⟨
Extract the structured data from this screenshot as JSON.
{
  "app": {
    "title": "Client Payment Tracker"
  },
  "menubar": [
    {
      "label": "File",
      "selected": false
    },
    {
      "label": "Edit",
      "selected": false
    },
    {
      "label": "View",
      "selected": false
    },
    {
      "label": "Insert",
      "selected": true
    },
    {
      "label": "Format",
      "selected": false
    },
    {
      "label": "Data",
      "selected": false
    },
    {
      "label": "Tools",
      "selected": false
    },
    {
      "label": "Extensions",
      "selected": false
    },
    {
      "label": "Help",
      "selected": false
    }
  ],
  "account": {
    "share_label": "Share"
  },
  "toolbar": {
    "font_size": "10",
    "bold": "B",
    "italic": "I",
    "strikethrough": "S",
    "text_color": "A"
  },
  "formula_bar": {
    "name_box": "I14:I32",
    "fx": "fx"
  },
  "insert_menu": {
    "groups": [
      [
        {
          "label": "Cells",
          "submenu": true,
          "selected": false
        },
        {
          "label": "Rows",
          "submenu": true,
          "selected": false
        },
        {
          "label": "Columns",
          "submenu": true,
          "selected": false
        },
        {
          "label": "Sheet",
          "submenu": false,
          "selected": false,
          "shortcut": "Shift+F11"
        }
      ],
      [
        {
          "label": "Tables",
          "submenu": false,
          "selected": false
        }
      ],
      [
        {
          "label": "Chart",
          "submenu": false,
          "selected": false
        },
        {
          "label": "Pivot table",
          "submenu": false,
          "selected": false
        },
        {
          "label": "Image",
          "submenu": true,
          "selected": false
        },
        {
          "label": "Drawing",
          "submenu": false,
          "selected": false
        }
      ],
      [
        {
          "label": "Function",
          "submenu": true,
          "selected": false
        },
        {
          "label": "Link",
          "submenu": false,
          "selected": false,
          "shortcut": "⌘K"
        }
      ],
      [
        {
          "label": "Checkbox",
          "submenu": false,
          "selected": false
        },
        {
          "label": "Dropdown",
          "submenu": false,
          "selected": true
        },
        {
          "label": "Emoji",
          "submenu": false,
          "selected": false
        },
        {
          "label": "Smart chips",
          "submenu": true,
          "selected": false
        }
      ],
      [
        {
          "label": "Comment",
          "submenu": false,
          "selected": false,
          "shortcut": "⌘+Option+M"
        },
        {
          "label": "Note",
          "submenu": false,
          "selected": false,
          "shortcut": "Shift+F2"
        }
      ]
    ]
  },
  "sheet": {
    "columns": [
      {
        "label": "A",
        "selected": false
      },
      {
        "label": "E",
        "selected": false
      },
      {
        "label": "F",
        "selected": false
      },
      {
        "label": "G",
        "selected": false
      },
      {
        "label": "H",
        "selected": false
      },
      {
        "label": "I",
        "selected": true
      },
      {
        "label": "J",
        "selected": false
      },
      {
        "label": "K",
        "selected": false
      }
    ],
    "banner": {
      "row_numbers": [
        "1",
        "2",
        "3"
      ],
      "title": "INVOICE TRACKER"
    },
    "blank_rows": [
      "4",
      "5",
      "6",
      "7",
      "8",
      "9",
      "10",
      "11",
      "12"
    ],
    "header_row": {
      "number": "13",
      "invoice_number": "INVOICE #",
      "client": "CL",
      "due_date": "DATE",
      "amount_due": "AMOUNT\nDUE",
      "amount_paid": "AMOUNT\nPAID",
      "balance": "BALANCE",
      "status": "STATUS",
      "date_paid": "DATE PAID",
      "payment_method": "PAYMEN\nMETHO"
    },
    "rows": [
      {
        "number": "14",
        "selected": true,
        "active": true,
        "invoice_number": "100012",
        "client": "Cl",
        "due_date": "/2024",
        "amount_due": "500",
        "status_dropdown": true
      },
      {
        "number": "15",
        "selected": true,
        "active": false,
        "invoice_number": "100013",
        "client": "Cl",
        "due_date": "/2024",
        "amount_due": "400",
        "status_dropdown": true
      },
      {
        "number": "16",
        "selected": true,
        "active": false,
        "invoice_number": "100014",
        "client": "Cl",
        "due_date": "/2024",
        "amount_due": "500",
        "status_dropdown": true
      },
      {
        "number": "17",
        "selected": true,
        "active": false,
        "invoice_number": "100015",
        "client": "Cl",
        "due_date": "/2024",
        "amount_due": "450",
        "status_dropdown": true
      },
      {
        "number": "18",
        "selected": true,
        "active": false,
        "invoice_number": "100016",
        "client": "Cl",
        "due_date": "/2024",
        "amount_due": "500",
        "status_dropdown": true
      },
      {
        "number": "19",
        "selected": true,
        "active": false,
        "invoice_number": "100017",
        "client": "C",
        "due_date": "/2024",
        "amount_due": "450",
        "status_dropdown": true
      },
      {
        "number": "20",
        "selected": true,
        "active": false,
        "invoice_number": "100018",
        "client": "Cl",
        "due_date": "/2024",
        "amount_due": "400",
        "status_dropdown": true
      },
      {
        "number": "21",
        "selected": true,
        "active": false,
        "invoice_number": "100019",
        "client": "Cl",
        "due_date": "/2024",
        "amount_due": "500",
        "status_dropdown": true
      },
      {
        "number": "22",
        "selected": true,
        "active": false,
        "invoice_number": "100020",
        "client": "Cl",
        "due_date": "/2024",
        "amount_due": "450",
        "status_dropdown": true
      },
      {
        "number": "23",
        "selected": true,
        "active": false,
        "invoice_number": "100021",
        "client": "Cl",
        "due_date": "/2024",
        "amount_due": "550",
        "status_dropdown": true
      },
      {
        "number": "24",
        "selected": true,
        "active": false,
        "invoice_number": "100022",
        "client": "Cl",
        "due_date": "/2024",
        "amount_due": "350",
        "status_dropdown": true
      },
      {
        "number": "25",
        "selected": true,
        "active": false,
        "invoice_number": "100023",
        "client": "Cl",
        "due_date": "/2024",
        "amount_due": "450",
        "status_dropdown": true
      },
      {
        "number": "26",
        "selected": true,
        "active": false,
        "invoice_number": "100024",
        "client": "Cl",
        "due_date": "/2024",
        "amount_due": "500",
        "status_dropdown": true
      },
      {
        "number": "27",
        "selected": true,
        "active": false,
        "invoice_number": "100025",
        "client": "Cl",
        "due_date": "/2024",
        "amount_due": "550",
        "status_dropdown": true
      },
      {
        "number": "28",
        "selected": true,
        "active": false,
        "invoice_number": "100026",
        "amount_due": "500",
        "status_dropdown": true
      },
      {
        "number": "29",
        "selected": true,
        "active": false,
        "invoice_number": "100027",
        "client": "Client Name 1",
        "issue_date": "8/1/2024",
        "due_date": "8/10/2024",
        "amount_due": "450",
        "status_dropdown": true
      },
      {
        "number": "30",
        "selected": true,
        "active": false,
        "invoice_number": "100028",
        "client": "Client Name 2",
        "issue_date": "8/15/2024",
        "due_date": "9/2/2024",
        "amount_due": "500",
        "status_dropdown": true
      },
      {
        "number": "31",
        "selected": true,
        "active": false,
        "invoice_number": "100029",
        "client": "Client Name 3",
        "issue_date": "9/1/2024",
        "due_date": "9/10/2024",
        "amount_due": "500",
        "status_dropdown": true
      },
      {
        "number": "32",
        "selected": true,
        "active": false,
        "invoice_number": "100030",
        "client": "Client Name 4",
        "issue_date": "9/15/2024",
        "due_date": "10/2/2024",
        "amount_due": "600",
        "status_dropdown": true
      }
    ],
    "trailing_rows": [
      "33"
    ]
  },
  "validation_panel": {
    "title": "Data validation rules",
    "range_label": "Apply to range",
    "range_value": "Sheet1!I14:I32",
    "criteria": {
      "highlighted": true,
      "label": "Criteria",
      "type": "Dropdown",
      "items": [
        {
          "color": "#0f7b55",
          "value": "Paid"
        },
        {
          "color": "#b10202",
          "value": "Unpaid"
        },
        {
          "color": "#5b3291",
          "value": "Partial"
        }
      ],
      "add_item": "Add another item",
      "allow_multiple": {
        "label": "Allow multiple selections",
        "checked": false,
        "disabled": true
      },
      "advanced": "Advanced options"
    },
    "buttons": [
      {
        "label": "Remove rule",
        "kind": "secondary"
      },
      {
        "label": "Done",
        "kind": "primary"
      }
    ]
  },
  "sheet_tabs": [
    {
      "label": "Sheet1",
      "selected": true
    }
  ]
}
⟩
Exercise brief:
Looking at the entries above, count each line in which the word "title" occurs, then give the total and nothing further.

Finished task:
3